Target sells groceries at more than 200 of its California stores.

Supervalu has suffered sharp losses in the last two years, including $1 billion in fiscal 2012 and $1.5 billion in fiscal 2011.

In 2010 it reported a profit of $393 million.

Albertsons spokeswoman Lilia Rodriguez declined to comment on how many workers would lose their jobs or be moved to other stores because of the latest cutback.

"A number of employees are members of the union, so it depends on their collective bargaining agreements," Rodriguez said.

Albertsons had announced in June that it would lay off 2,500 workers in Southern California and Nevada to reduce costs amid weakening sales.

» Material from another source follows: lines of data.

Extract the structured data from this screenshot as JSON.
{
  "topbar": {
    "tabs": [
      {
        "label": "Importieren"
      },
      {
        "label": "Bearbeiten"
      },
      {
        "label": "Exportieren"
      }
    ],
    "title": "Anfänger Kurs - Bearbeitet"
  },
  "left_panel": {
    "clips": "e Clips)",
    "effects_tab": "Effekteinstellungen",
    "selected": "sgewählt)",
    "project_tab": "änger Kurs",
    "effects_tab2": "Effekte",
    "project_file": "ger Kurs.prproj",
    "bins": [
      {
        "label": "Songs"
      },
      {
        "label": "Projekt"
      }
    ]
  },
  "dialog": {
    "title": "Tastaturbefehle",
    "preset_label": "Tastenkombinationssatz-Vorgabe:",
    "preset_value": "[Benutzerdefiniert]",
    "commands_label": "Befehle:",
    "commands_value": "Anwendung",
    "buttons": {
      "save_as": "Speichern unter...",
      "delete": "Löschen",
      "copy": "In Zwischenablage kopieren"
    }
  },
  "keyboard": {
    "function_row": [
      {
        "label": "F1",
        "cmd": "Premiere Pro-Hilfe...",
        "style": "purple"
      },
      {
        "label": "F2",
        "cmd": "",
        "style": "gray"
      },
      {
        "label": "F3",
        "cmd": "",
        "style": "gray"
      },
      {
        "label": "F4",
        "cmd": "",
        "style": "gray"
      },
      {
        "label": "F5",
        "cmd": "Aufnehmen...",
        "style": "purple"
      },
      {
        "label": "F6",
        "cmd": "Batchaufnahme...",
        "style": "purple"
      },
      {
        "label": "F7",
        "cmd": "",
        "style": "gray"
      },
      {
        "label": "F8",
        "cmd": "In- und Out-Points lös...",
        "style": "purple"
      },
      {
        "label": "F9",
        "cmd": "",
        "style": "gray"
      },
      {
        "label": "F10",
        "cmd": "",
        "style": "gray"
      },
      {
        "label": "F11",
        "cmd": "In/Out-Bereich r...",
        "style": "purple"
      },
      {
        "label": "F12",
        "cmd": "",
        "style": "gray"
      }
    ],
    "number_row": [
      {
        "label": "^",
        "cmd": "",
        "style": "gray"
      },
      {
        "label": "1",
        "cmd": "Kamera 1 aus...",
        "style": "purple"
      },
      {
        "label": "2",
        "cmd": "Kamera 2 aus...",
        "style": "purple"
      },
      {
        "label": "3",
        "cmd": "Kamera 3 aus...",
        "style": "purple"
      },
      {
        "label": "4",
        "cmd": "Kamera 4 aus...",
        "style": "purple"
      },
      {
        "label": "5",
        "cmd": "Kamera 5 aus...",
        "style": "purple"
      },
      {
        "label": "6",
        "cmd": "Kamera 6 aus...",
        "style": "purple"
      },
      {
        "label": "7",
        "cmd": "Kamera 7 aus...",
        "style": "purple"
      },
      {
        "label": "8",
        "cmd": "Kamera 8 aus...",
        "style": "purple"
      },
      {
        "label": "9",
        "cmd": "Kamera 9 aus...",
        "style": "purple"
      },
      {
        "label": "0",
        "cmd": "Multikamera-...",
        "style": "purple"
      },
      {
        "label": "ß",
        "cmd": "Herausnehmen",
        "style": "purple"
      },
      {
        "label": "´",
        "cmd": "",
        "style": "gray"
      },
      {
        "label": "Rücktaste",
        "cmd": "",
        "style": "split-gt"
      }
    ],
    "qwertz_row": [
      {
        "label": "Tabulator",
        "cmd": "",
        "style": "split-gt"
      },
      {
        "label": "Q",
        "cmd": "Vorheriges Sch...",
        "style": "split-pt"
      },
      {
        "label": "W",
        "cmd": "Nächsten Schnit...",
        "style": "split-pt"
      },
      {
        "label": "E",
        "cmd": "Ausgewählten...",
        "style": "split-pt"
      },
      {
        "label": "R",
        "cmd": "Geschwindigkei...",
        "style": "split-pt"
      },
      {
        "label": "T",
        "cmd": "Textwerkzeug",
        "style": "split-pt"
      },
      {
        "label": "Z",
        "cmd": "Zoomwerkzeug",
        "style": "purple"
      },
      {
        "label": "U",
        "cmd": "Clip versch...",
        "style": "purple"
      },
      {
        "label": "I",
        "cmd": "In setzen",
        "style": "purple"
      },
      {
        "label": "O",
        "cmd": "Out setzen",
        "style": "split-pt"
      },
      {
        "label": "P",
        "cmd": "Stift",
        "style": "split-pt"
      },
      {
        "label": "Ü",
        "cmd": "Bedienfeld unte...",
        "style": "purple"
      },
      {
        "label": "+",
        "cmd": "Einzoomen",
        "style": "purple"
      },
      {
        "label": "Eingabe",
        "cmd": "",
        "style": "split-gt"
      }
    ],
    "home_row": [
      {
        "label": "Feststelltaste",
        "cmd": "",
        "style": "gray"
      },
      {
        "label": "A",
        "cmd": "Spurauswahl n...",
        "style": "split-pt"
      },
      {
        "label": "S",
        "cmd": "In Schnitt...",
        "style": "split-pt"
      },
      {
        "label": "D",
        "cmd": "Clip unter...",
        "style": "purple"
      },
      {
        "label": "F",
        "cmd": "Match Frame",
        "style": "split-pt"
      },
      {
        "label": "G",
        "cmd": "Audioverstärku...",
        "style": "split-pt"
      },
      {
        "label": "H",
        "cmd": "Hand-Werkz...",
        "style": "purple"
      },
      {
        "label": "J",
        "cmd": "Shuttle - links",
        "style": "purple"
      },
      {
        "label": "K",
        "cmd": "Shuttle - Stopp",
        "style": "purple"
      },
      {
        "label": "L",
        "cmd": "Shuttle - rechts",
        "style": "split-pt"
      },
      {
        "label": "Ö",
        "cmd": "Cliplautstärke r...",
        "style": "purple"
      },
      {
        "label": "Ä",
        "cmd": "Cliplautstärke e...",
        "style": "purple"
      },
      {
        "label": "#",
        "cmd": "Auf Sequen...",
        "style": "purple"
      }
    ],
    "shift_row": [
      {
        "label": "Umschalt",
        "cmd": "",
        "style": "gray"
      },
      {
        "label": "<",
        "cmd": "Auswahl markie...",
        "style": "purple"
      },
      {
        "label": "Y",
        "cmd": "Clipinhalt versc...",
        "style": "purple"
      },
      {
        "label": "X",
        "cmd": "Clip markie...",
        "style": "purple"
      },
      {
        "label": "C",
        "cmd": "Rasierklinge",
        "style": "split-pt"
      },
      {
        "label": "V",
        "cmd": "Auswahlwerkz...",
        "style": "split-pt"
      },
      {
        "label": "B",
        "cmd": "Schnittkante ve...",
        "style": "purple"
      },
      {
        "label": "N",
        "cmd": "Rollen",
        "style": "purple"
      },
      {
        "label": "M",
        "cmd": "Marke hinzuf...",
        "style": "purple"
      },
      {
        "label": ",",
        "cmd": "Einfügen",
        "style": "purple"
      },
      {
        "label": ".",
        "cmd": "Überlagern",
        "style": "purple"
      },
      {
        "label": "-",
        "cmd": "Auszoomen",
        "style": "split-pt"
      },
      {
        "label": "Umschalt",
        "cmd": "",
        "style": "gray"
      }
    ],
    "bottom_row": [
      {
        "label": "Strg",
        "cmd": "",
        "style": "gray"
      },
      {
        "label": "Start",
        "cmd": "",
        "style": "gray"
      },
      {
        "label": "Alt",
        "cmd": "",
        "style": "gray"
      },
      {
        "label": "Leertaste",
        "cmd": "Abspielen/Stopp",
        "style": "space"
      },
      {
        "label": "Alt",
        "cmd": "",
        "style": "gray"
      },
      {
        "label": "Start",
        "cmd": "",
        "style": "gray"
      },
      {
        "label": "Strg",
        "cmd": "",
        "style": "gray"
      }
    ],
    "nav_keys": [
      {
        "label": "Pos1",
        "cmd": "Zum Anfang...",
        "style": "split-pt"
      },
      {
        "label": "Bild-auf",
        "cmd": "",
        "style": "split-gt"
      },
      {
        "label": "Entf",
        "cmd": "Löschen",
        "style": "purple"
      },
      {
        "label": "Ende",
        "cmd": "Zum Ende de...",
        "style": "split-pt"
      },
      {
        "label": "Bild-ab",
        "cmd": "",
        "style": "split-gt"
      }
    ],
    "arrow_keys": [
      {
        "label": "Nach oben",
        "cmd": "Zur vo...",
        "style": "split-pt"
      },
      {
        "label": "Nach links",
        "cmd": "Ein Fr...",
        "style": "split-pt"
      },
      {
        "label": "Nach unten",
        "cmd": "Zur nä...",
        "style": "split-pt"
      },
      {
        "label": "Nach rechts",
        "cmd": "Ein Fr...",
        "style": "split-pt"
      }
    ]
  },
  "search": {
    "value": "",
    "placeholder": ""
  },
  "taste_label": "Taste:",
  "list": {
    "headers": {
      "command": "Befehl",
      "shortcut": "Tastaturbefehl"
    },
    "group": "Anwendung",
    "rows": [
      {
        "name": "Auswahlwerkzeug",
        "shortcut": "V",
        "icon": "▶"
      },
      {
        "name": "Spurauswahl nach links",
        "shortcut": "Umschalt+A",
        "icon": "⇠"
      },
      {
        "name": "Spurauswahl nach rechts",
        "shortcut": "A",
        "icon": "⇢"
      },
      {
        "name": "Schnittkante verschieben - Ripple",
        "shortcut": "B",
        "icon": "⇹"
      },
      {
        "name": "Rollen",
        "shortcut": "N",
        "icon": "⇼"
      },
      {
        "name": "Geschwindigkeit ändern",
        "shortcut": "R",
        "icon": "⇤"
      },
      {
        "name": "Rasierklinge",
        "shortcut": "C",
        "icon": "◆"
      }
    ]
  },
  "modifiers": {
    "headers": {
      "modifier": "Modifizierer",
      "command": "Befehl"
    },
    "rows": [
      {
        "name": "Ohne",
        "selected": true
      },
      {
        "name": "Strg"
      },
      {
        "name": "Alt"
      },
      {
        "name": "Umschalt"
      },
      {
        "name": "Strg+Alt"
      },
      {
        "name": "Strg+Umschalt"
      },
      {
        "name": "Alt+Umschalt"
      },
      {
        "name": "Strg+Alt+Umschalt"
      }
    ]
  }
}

Supervalu, based in Eden Prairie, Minn., operates about 4,400 stores nationwide but has not been as aggressive as other chains in slashing prices to woo customers.

In July, after reporting a plunge in first-quarter earnings, the company said it would consider selling part or all of its businesses. Supervalu also replaced its chief executive at the time with its chairman of the board.

Supervalu shares closed Wednesday at $2.28, up 4 cents. From a high of nearly $50 in mid-2007, the stock has shriveled more than 95%.

The company said it would record a pretax charge of $80 million to $90 million this fiscal year to cover severance and related expenses because of the closures.

The company said it would generate about $80 million to $90 million in cost savings over the next three years.

"These decisions are never easy because of the impact a store closure has on our team members, our customers, and our communities," Wayne Sales, Supervalu's chief executive, said in a statement.

The largest number of store closures are in California, said Mike Siemienas, a Supervalu spokesman. Locations also are being closed in Oregon, Washington, Pennsylvania, New Jersey, Maryland, Indiana, Alabama, Georgia, Illinois and Missouri.

--

shan.li@latimes.com

walter.hamilton@latimes.com

--

(BEGIN TEXT OF INFOBOX)

Albertsons closings

The parent company of the Albertsons supermarket chain announced that 18 stores in Southern California are to be shut down. A store in Culver City closed last month.

Anaheim: Brookhurst & Katella

Buena Park: Dale & La Palma

Covina: Azusa & Cypress

Fullerton: Harbor & Imperial

Garden Grove: Harbor & Garden Grove

Glendale: Central & Chevy Chase

Hacienda Heights: Colima

Long Beach: 7th & Redondo

Los Angeles: South

La Brea & Rodeo

Moreno Valley: Pigeon Pass & Ironwood

Norco: Hamner & Hidden Valley

Northridge: Devonshire & Reseda

Ontario: Grove & Walnut

Riverside: Limonite & Clay

Rowland Heights: Colima & Fairway

Van Nuys: Van Nuys & Sherman

Victorville: Bear Valley & Amethyst

Walnut: Amar & Nogales

--

Source: Supervalu Inc.

Advertisement
Los Angeles Times Articles
|
|
|